- Architects: Geza Gri e Zucchi Architetti Associati
- Location: Via dell’ Industria, 33043 Zona Industriale-artigianale UD, Italy
- Design Team: Stefania Anzil, Chiara Marchetti, Tania Teixeira, Francesco Casella, Tina Carletti
- Area: 4350.0 m2
- Project Year: 2013
- Photographs: Massimo Crivellari
- Project: GEZA Gri e Zucchi Architetti Associati, Stefano Gri, Piero Zucchi
- Structural Engineer: Nuttassociati, Udine, Italy
- Facade Engineer: Ing. Angelo Peruzza
- Mechanical Engineer: Bulfon Associati, Udine
- Electrical Engineer: Studio Venica, Udine
- Mep Consultant: HT Engineering, Udine
- Site Supervisor: GEZA Gri e Zucchi Architetti Associati – Stefano Gri, Piero Zucchi
- Contractor: Edildri Costruzioni
- Mechanical Systems: Elettrica Ducale
- Electrical Systems: Tecnoimpianti/Nonino
- Millworks: Arredi Ermacora
- Office Furniture: Multitema
- Client: Faber Industrie spa
Faber Industrie Spa are world leading manufacturers of steel cylinders.
Their new headquarters are located at a boundary between an industrial area and farmland, and hence belong to both, the industrial and the natural landscape. The aim of the project is to interface both landscapes and acknowledge their different qualities and values.
The volume of the building is designed to “bring the two landscapes inside”, and integrate them in the new spaces. The building consists of two shifted longitudinal volumes linked by an entrance hall.
Two Open Courtyards
As a result, two “internal” open spaces are created, and controlled by views over the building and over the two landscapes. The designers here worked to obtain a reduced scale, i.e. the human scale, as opposed to the large-scale industrial area. While one courtyard is “hard”, lined with trees and conceived as a living area, the other courtyard is “soft”, entirely green and free, with an open visual depth eastwards, facing the manufacturing facilities and the mountains towards the Slovenian border.
The Section and Head Fronts
The notion of “double” is mirrored in the section, that is two “S” shapes. The corridor/office plan is inverted on the two levels: one totally blind side and one totally open side are overlapped, giving way to radically shifting open/closed fronts. The eastern head fronts of the office bodies actually highlight the S-section, while the western head fronts, where fire-exit stairs are accommodated inside wall panels, are closed and silent.
The notion of “double” permeates the whole design process, including the façade design. The building is covered in a ventilated “skin” made of two materials, i.e. black concrete and black glass.
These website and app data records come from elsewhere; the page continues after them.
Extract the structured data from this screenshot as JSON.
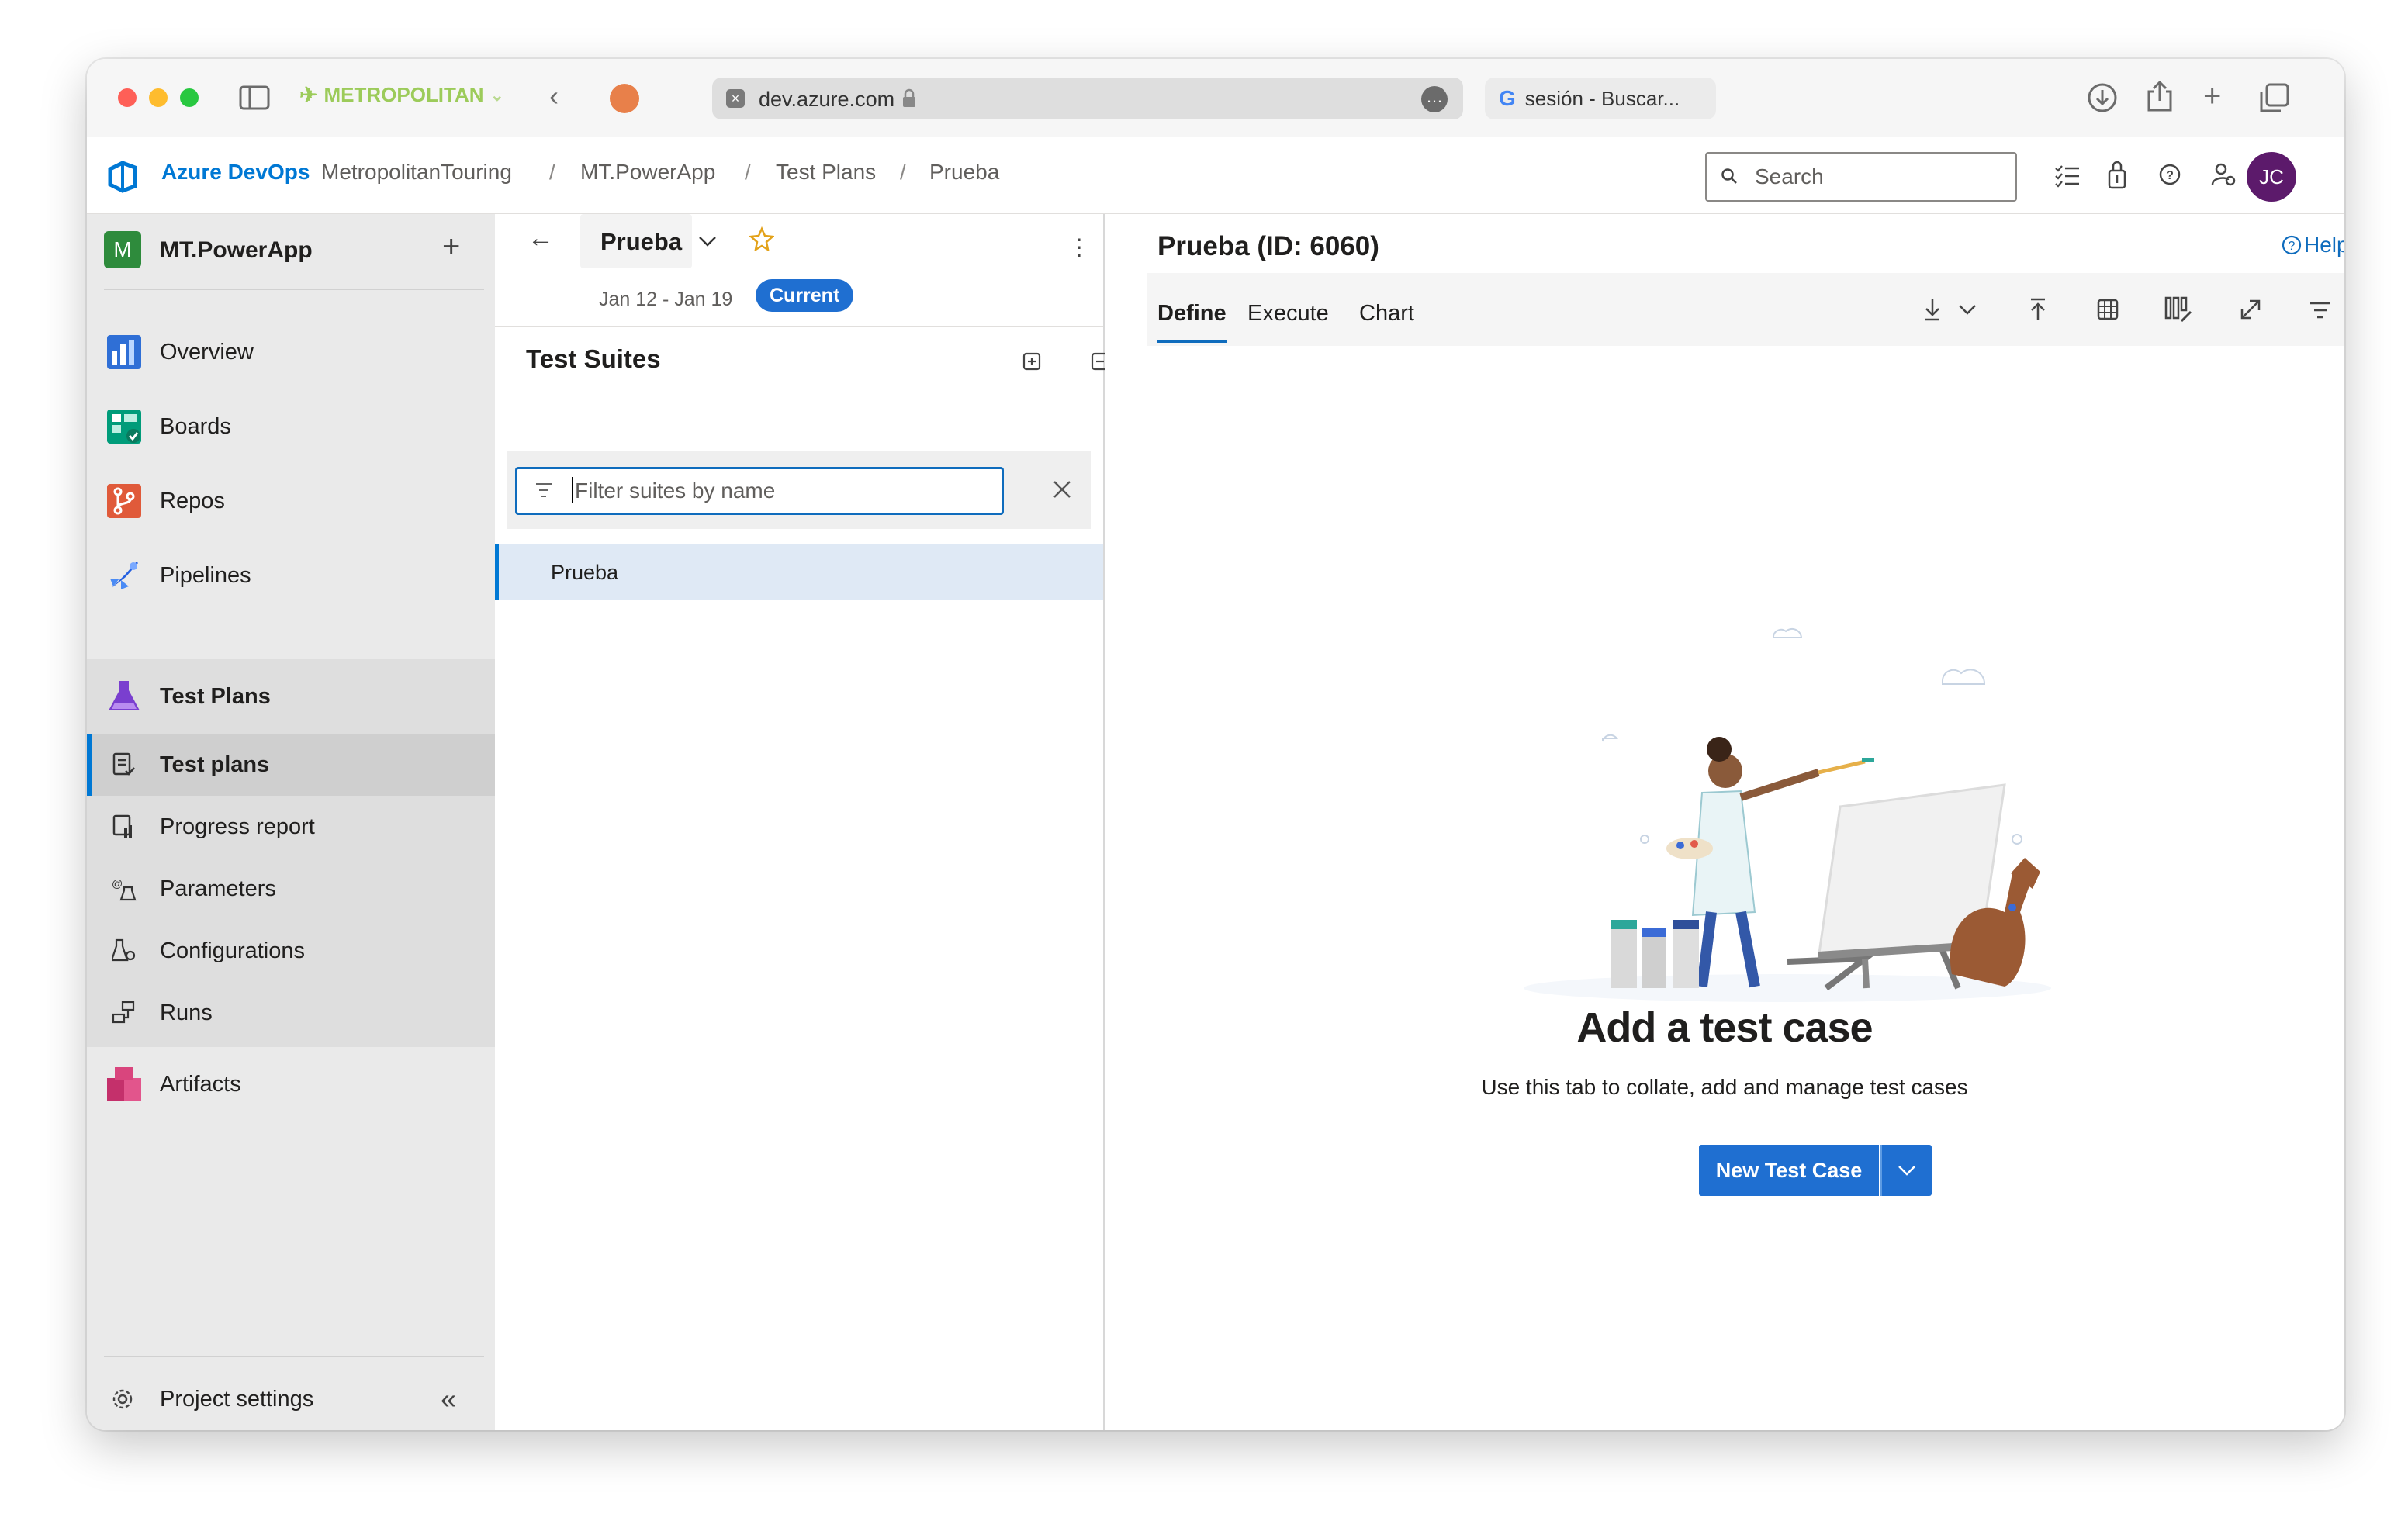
{
  "browser": {
    "profile": "METROPOLITAN",
    "url": "dev.azure.com",
    "other_tab": "sesión - Buscar..."
  },
  "header": {
    "brand": "Azure DevOps",
    "breadcrumb": [
      "MetropolitanTouring",
      "MT.PowerApp",
      "Test Plans",
      "Prueba"
    ],
    "separator": "/",
    "search_placeholder": "Search",
    "avatar_initials": "JC"
  },
  "sidebar": {
    "project_initial": "M",
    "project_name": "MT.PowerApp",
    "add_symbol": "+",
    "items": [
      {
        "label": "Overview",
        "icon": "overview-icon"
      },
      {
        "label": "Boards",
        "icon": "boards-icon"
      },
      {
        "label": "Repos",
        "icon": "repos-icon"
      },
      {
        "label": "Pipelines",
        "icon": "pipelines-icon"
      },
      {
        "label": "Test Plans",
        "icon": "test-plans-icon"
      }
    ],
    "sub_items": [
      {
        "label": "Test plans",
        "icon": "test-plans-list-icon"
      },
      {
        "label": "Progress report",
        "icon": "progress-report-icon"
      },
      {
        "label": "Parameters",
        "icon": "parameters-icon"
      },
      {
        "label": "Configurations",
        "icon": "configurations-icon"
      },
      {
        "label": "Runs",
        "icon": "runs-icon"
      }
    ],
    "artifacts": "Artifacts",
    "project_settings": "Project settings",
    "colors": {
      "active_bar": "#0078d4",
      "nav_bg": "#eaeaea"
    }
  },
  "plan": {
    "name": "Prueba",
    "dates": "Jan 12 - Jan 19",
    "badge": "Current",
    "suites_title": "Test Suites",
    "filter_placeholder": "Filter suites by name",
    "suites": [
      "Prueba"
    ]
  },
  "detail": {
    "title": "Prueba (ID: 6060)",
    "help": "Help",
    "tabs": [
      "Define",
      "Execute",
      "Chart"
    ],
    "active_tab": "Define",
    "empty_title": "Add a test case",
    "empty_subtitle": "Use this tab to collate, add and manage test cases",
    "new_button": "New Test Case",
    "accent": "#0f6cbd"
  }
}
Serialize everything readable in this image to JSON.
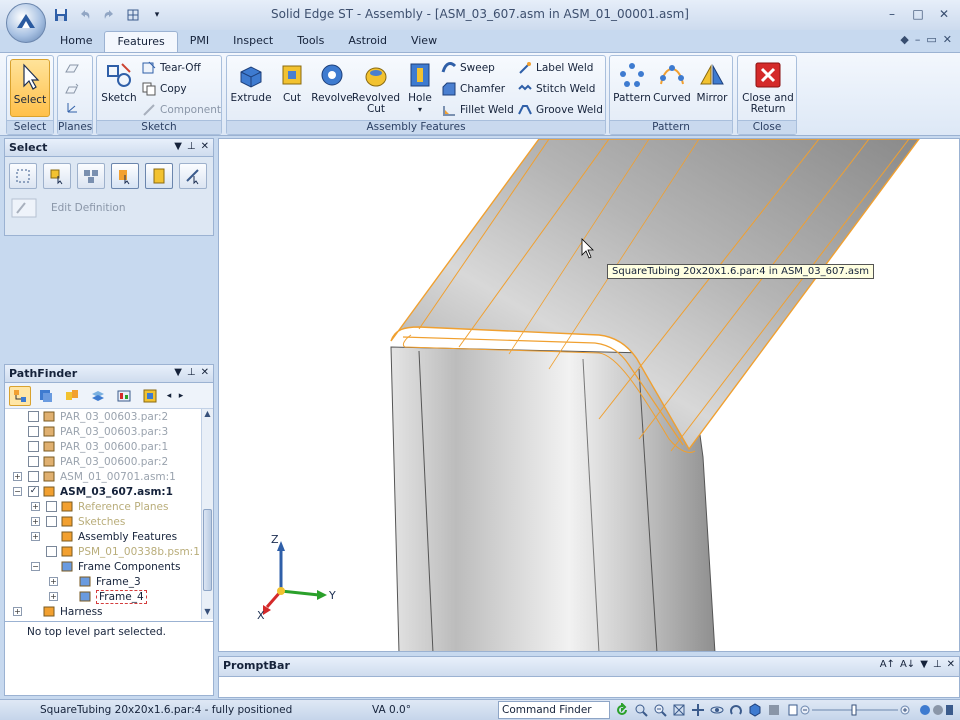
{
  "app": {
    "title": "Solid Edge ST - Assembly - [ASM_03_607.asm in ASM_01_00001.asm]",
    "window_controls": [
      "–",
      "□",
      "✕"
    ]
  },
  "tabs": [
    "Home",
    "Features",
    "PMI",
    "Inspect",
    "Tools",
    "Astroid",
    "View"
  ],
  "active_tab": "Features",
  "tab_right_controls": [
    "◆",
    "–",
    "▭",
    "✕"
  ],
  "ribbon": {
    "select": {
      "label": "Select",
      "group": "Select"
    },
    "planes": {
      "group": "Planes"
    },
    "sketch": {
      "label": "Sketch",
      "tear_off": "Tear-Off",
      "copy": "Copy",
      "component": "Component",
      "group": "Sketch"
    },
    "assembly_features": {
      "extrude": "Extrude",
      "cut": "Cut",
      "revolve": "Revolve",
      "revolved_cut_1": "Revolved",
      "revolved_cut_2": "Cut",
      "hole": "Hole",
      "sweep": "Sweep",
      "chamfer": "Chamfer",
      "fillet_weld": "Fillet Weld",
      "label_weld": "Label Weld",
      "stitch_weld": "Stitch Weld",
      "groove_weld": "Groove Weld",
      "group": "Assembly Features"
    },
    "pattern": {
      "pattern": "Pattern",
      "curved": "Curved",
      "mirror": "Mirror",
      "group": "Pattern"
    },
    "close": {
      "label_1": "Close and",
      "label_2": "Return",
      "group": "Close"
    }
  },
  "select_panel": {
    "title": "Select",
    "controls": [
      "▼",
      "⊥",
      "✕"
    ],
    "edit_definition": "Edit Definition"
  },
  "pathfinder": {
    "title": "PathFinder",
    "controls": [
      "▼",
      "⊥",
      "✕"
    ],
    "tree": [
      {
        "label": "PAR_03_00603.par:2",
        "style": "grey",
        "indent": 0,
        "expander": "",
        "check": ""
      },
      {
        "label": "PAR_03_00603.par:3",
        "style": "grey",
        "indent": 0,
        "expander": "",
        "check": ""
      },
      {
        "label": "PAR_03_00600.par:1",
        "style": "grey",
        "indent": 0,
        "expander": "",
        "check": ""
      },
      {
        "label": "PAR_03_00600.par:2",
        "style": "grey",
        "indent": 0,
        "expander": "",
        "check": ""
      },
      {
        "label": "ASM_01_00701.asm:1",
        "style": "grey",
        "indent": 0,
        "expander": "+",
        "check": ""
      },
      {
        "label": "ASM_03_607.asm:1",
        "style": "bold",
        "indent": 0,
        "expander": "−",
        "check": "✓"
      },
      {
        "label": "Reference Planes",
        "style": "yellowish",
        "indent": 1,
        "expander": "+",
        "check": ""
      },
      {
        "label": "Sketches",
        "style": "yellowish",
        "indent": 1,
        "expander": "+",
        "check": ""
      },
      {
        "label": "Assembly Features",
        "style": "normal",
        "indent": 1,
        "expander": "+",
        "check": "none"
      },
      {
        "label": "PSM_01_00338b.psm:1",
        "style": "yellowish",
        "indent": 1,
        "expander": "",
        "check": ""
      },
      {
        "label": "Frame Components",
        "style": "normal",
        "indent": 1,
        "expander": "−",
        "check": "none"
      },
      {
        "label": "Frame_3",
        "style": "normal",
        "indent": 2,
        "expander": "+",
        "check": "none"
      },
      {
        "label": "Frame_4",
        "style": "dashed",
        "indent": 2,
        "expander": "+",
        "check": "none"
      },
      {
        "label": "Harness",
        "style": "normal",
        "indent": 0,
        "expander": "+",
        "check": "none"
      }
    ],
    "status": "No top level part selected."
  },
  "viewport": {
    "tooltip": "SquareTubing 20x20x1.6.par:4 in ASM_03_607.asm",
    "triad": {
      "x": "X",
      "y": "Y",
      "z": "Z"
    }
  },
  "promptbar": {
    "title": "PromptBar",
    "controls": [
      "A↑",
      "A↓",
      "▼",
      "⊥",
      "✕"
    ]
  },
  "statusbar": {
    "message": "SquareTubing 20x20x1.6.par:4 - fully positioned",
    "view_angle": "VA 0.0°",
    "command_finder": "Command Finder"
  },
  "colors": {
    "accent": "#ffc04a",
    "highlight": "#f0a030",
    "ribbon": "#dde8f6"
  }
}
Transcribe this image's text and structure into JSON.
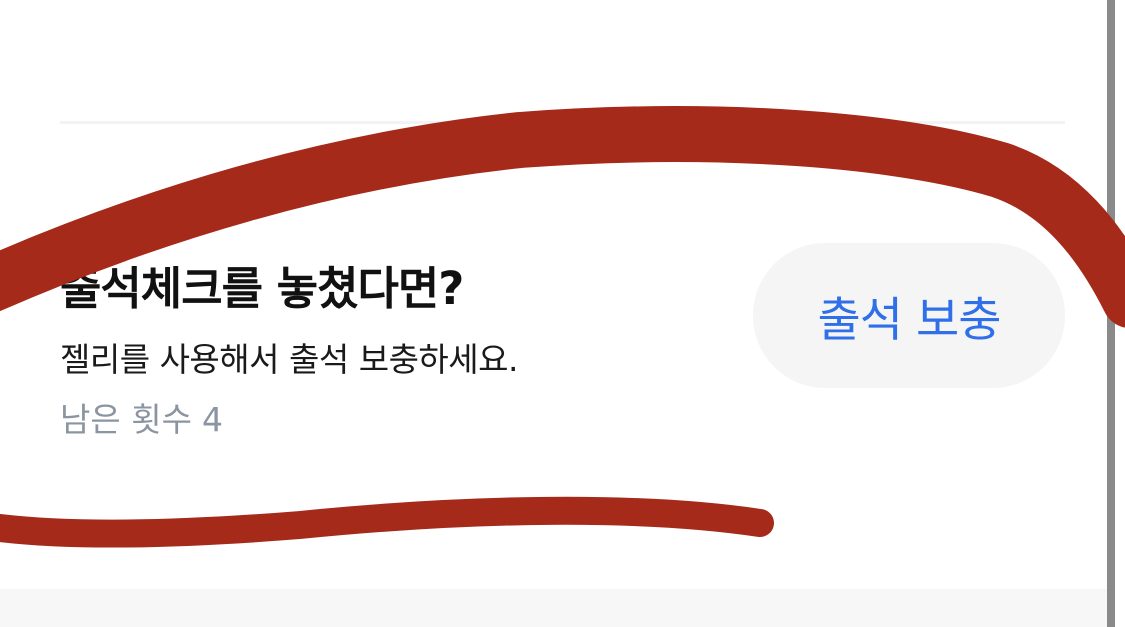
{
  "attendance_section": {
    "title": "출석체크를 놓쳤다면?",
    "description": "젤리를 사용해서 출석 보충하세요.",
    "remaining_label": "남은 횟수",
    "remaining_count": "4",
    "supplement_button_label": "출석 보충"
  },
  "colors": {
    "accent_blue": "#2f6fe8",
    "annotation_red": "#a52a1a",
    "muted_gray": "#8b95a1"
  }
}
The prefabricated concrete walls and the glazed front cells alike are horizontal, 4 meters wide and 70 centimeters high. All elements are connected with the same method, i.e. 20 millimeters wide open joints. This gap element governs all installations of the front parts, groundline and skyline, horizontal and vertical separations, change in materials, and corner solutions.
The black skin of Faber building is a product of the designers’ research on abstraction. Although the building is about 100 meters long, it looks “small” as compared to other huge industrial plants.
Thanks to the subtle nuances created by four different types of glass and five different types of concrete, the building maintains the rigorous shape and layout of an industrial facility. Then, it will not stand out from the context because of its shape, but only because of the lightness generated by one color getting degraded as it relates with the surrounding grass, tarmac, manufacturing plants, the sky and the people.
Black concrete is also the main feature of the most important area inside the building: the entrance hall has a large black-on-black terrazzo floor, a “liquid” element helping mirror and connect the two green courtyards together.
The new headquarters cover an area of about 2,800 square meters above the ground, and of about 1,400 square meters underground. They consist of two longitudinal volumes, oriented east to west, with an overall width of 7.80 meters, and different heights and lengths.
The two blocks merge through a central volume serving as hall/reception, waiting area and functional connection of all areas. All open spaces are lined with hedgerows of black poplars, which serve as standing “landmarks” to match the front wall panels. The hedgerow contour alternatively moves towards the inner or outer boundary of the area to hide the car park or highlight the perspective views.
from ArchDaily http://ift.tt/2tlBRaQ